Beginning with the first line, return the material verbatim and without pictures.
Top of EXTRACTED DATA
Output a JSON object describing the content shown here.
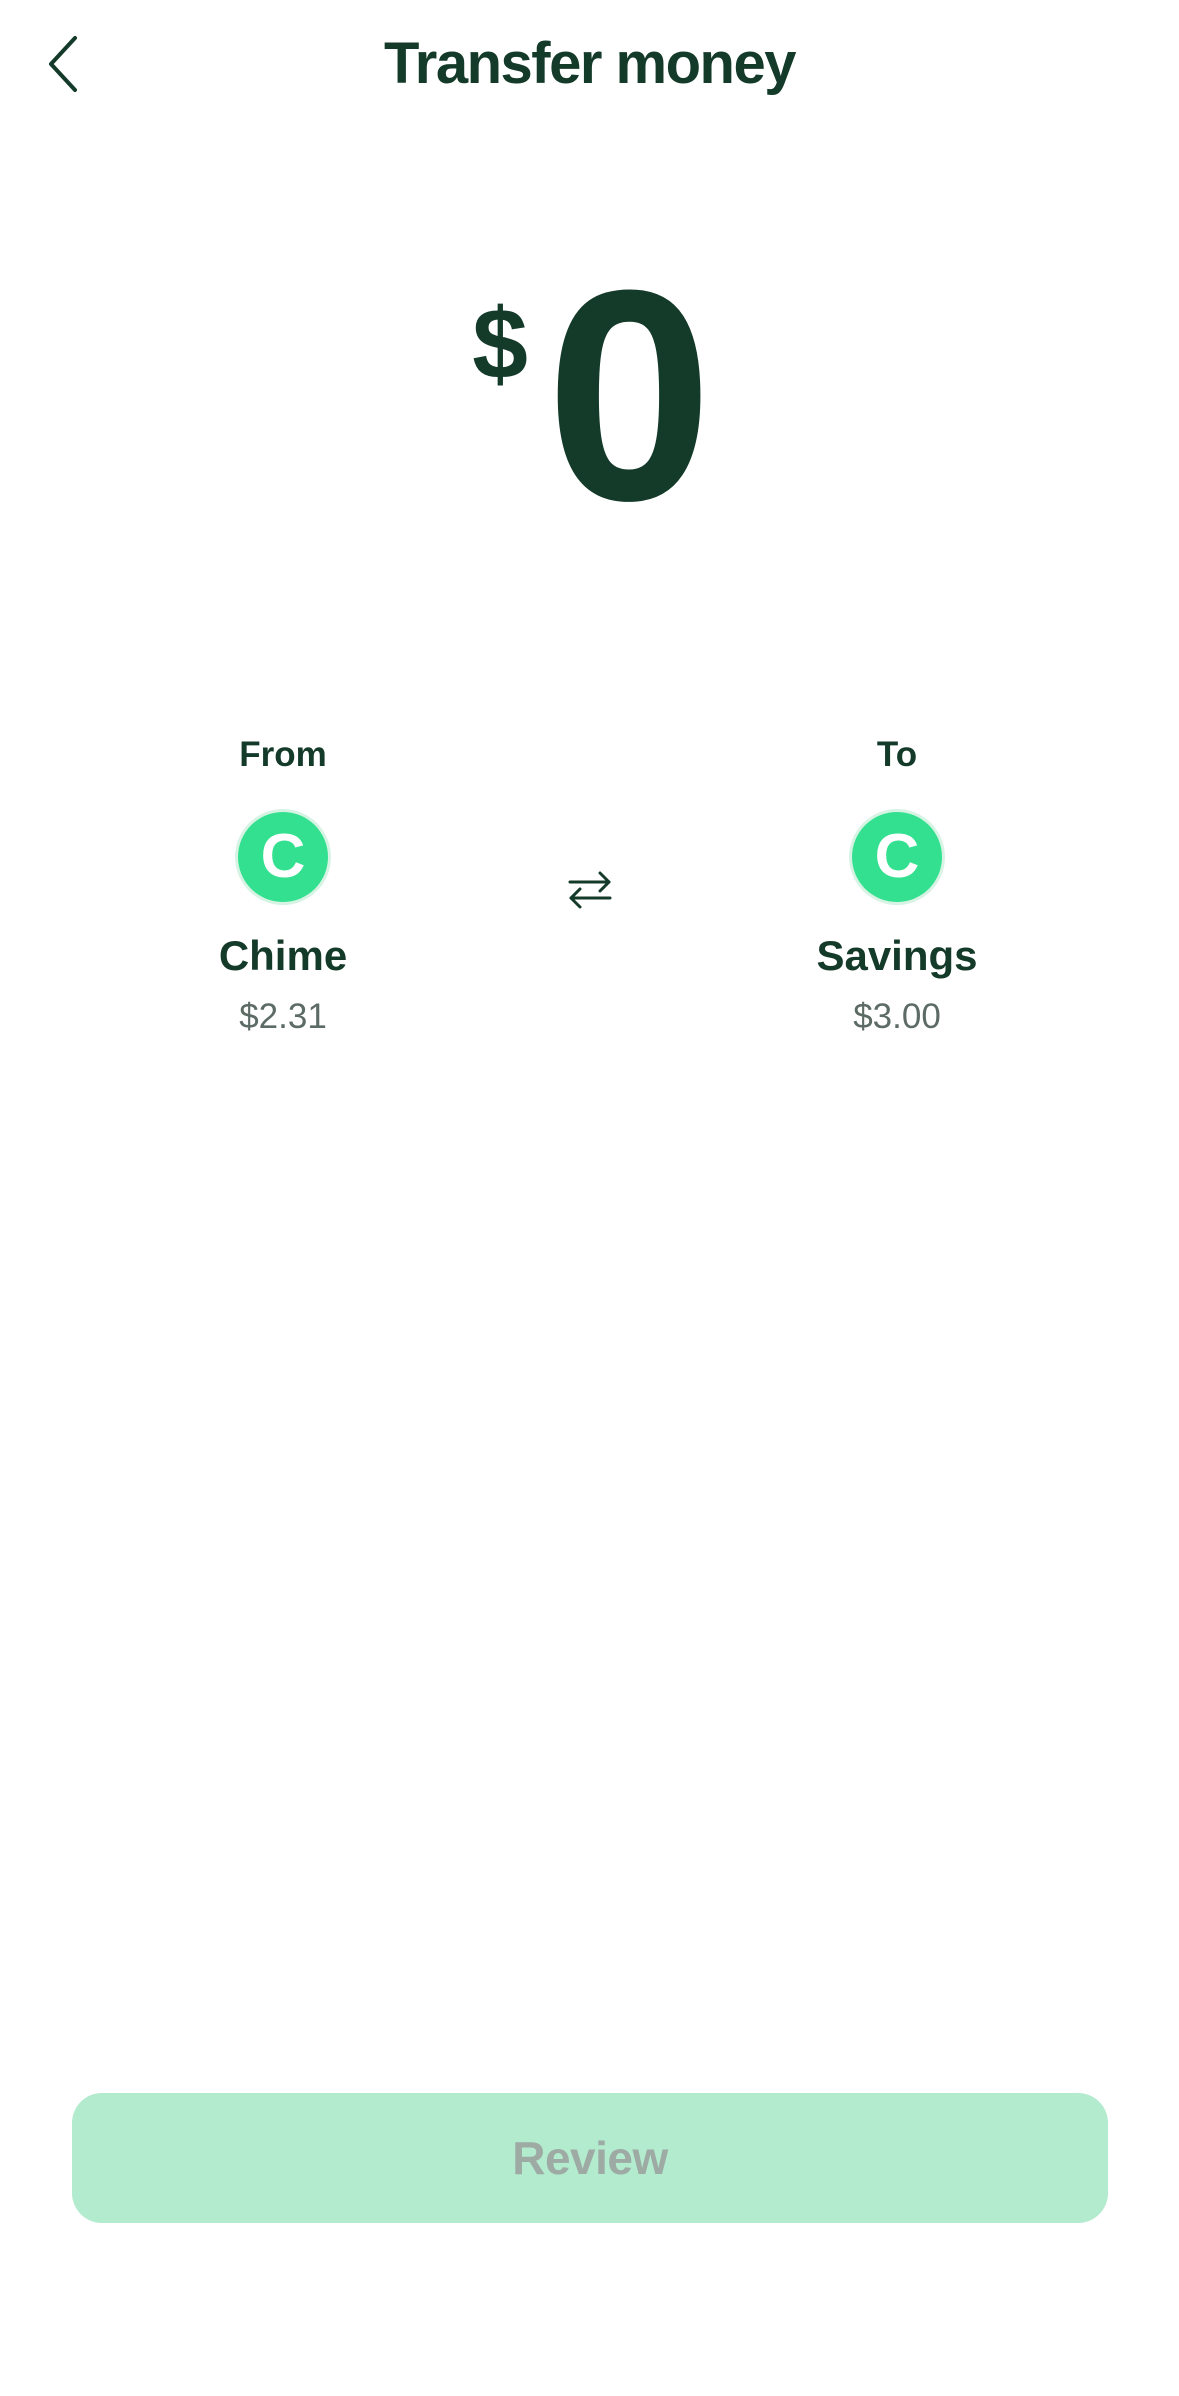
{
  "header": {
    "back_icon": "chevron-left-icon",
    "title": "Transfer money"
  },
  "amount": {
    "currency_symbol": "$",
    "value": "0"
  },
  "from_account": {
    "label": "From",
    "logo_letter": "C",
    "name": "Chime",
    "balance": "$2.31"
  },
  "to_account": {
    "label": "To",
    "logo_letter": "C",
    "name": "Savings",
    "balance": "$3.00"
  },
  "swap_icon": "swap-arrows-icon",
  "review_button": {
    "label": "Review"
  },
  "colors": {
    "primary_text": "#143a2a",
    "accent_green": "#33e08f",
    "disabled_button_bg": "#b3ebce",
    "disabled_button_text": "#9eaaa4",
    "secondary_text": "#5d6b65"
  }
}
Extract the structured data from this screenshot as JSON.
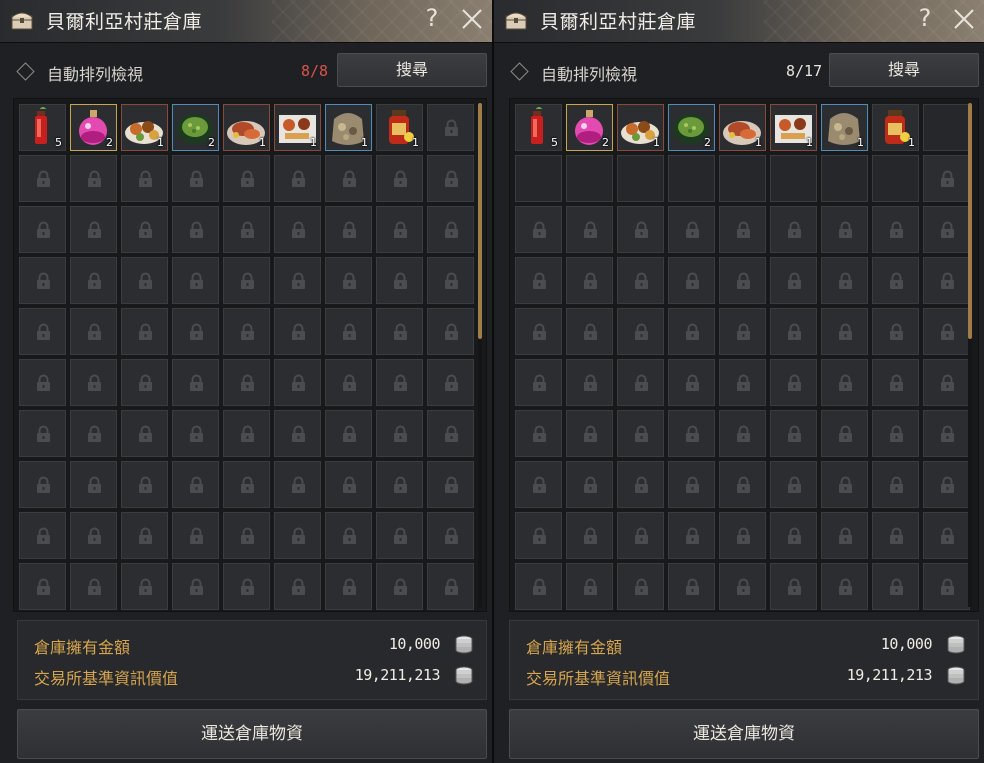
{
  "left": {
    "title": "貝爾利亞村莊倉庫",
    "help": "?",
    "sort_label": "自動排列檢視",
    "count": "8/8",
    "count_color": "#d9534a",
    "search_label": "搜尋",
    "money_label": "倉庫擁有金額",
    "money_value": "10,000",
    "market_label": "交易所基準資訊價值",
    "market_value": "19,211,213",
    "ship_label": "運送倉庫物資",
    "items": [
      {
        "icon": "red-potion-icon",
        "qty": "5",
        "grade": "none"
      },
      {
        "icon": "pink-elixir-icon",
        "qty": "2",
        "grade": "gold"
      },
      {
        "icon": "meal-platter-icon",
        "qty": "1",
        "grade": "red"
      },
      {
        "icon": "green-dish-icon",
        "qty": "2",
        "grade": "blue"
      },
      {
        "icon": "meat-dish-icon",
        "qty": "1",
        "grade": "red"
      },
      {
        "icon": "banquet-plate-icon",
        "qty": "1",
        "grade": "red"
      },
      {
        "icon": "grain-sack-icon",
        "qty": "1",
        "grade": "blue"
      },
      {
        "icon": "honey-jar-icon",
        "qty": "1",
        "grade": "none"
      }
    ],
    "empty_unlocked": 0
  },
  "right": {
    "title": "貝爾利亞村莊倉庫",
    "help": "?",
    "sort_label": "自動排列檢視",
    "count": "8/17",
    "count_color": "#e8e4dc",
    "search_label": "搜尋",
    "money_label": "倉庫擁有金額",
    "money_value": "10,000",
    "market_label": "交易所基準資訊價值",
    "market_value": "19,211,213",
    "ship_label": "運送倉庫物資",
    "items": [
      {
        "icon": "red-potion-icon",
        "qty": "5",
        "grade": "none"
      },
      {
        "icon": "pink-elixir-icon",
        "qty": "2",
        "grade": "gold"
      },
      {
        "icon": "meal-platter-icon",
        "qty": "1",
        "grade": "red"
      },
      {
        "icon": "green-dish-icon",
        "qty": "2",
        "grade": "blue"
      },
      {
        "icon": "meat-dish-icon",
        "qty": "1",
        "grade": "red"
      },
      {
        "icon": "banquet-plate-icon",
        "qty": "1",
        "grade": "red"
      },
      {
        "icon": "grain-sack-icon",
        "qty": "1",
        "grade": "blue"
      },
      {
        "icon": "honey-jar-icon",
        "qty": "1",
        "grade": "none"
      }
    ],
    "empty_unlocked": 9
  }
}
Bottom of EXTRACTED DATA
YOUR RESPONSE:
Output a JSON object describing the content shown here.
{
  "header": {
    "back_icon": "chevron-left-icon",
    "title": "Transfer money"
  },
  "amount": {
    "currency_symbol": "$",
    "value": "0"
  },
  "from_account": {
    "label": "From",
    "logo_letter": "C",
    "name": "Chime",
    "balance": "$2.31"
  },
  "to_account": {
    "label": "To",
    "logo_letter": "C",
    "name": "Savings",
    "balance": "$3.00"
  },
  "swap_icon": "swap-arrows-icon",
  "review_button": {
    "label": "Review"
  },
  "colors": {
    "primary_text": "#143a2a",
    "accent_green": "#33e08f",
    "disabled_button_bg": "#b3ebce",
    "disabled_button_text": "#9eaaa4",
    "secondary_text": "#5d6b65"
  }
}
Extract the structured data from this screenshot as JSON.
{
  "left": {
    "title": "貝爾利亞村莊倉庫",
    "help": "?",
    "sort_label": "自動排列檢視",
    "count": "8/8",
    "count_color": "#d9534a",
    "search_label": "搜尋",
    "money_label": "倉庫擁有金額",
    "money_value": "10,000",
    "market_label": "交易所基準資訊價值",
    "market_value": "19,211,213",
    "ship_label": "運送倉庫物資",
    "items": [
      {
        "icon": "red-potion-icon",
        "qty": "5",
        "grade": "none"
      },
      {
        "icon": "pink-elixir-icon",
        "qty": "2",
        "grade": "gold"
      },
      {
        "icon": "meal-platter-icon",
        "qty": "1",
        "grade": "red"
      },
      {
        "icon": "green-dish-icon",
        "qty": "2",
        "grade": "blue"
      },
      {
        "icon": "meat-dish-icon",
        "qty": "1",
        "grade": "red"
      },
      {
        "icon": "banquet-plate-icon",
        "qty": "1",
        "grade": "red"
      },
      {
        "icon": "grain-sack-icon",
        "qty": "1",
        "grade": "blue"
      },
      {
        "icon": "honey-jar-icon",
        "qty": "1",
        "grade": "none"
      }
    ],
    "empty_unlocked": 0
  },
  "right": {
    "title": "貝爾利亞村莊倉庫",
    "help": "?",
    "sort_label": "自動排列檢視",
    "count": "8/17",
    "count_color": "#e8e4dc",
    "search_label": "搜尋",
    "money_label": "倉庫擁有金額",
    "money_value": "10,000",
    "market_label": "交易所基準資訊價值",
    "market_value": "19,211,213",
    "ship_label": "運送倉庫物資",
    "items": [
      {
        "icon": "red-potion-icon",
        "qty": "5",
        "grade": "none"
      },
      {
        "icon": "pink-elixir-icon",
        "qty": "2",
        "grade": "gold"
      },
      {
        "icon": "meal-platter-icon",
        "qty": "1",
        "grade": "red"
      },
      {
        "icon": "green-dish-icon",
        "qty": "2",
        "grade": "blue"
      },
      {
        "icon": "meat-dish-icon",
        "qty": "1",
        "grade": "red"
      },
      {
        "icon": "banquet-plate-icon",
        "qty": "1",
        "grade": "red"
      },
      {
        "icon": "grain-sack-icon",
        "qty": "1",
        "grade": "blue"
      },
      {
        "icon": "honey-jar-icon",
        "qty": "1",
        "grade": "none"
      }
    ],
    "empty_unlocked": 9
  }
}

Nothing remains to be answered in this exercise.